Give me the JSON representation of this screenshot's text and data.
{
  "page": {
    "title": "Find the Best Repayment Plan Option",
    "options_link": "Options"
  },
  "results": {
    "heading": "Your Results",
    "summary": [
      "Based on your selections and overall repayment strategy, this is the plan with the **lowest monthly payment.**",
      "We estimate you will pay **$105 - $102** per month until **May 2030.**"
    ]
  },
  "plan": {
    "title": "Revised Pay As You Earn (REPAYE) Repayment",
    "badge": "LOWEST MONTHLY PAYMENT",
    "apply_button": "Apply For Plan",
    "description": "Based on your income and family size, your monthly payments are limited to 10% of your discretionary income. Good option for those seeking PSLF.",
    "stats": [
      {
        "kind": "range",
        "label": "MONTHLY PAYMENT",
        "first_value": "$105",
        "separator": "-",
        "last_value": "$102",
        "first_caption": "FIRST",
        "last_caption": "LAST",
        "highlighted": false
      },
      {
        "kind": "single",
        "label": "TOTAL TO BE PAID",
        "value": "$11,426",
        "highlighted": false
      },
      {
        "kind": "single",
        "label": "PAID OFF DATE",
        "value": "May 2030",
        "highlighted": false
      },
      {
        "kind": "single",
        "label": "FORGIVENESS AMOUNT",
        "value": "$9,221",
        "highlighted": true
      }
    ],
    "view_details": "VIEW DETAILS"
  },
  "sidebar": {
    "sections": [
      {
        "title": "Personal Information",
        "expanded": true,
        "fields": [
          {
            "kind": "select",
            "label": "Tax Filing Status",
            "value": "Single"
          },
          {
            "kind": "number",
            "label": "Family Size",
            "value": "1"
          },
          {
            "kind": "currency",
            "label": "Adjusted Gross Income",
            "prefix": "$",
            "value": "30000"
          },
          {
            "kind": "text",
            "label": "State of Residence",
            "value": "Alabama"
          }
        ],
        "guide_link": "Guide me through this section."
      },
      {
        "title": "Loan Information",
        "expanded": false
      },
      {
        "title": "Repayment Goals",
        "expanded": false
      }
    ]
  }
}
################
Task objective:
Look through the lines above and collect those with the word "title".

The completed task:
    "title": "Find the Best Repayment Plan Option",
    "title": "Revised Pay As You Earn (REPAYE) Repayment",
        "title": "Personal Information",
        "title": "Loan Information",
        "title": "Repayment Goals",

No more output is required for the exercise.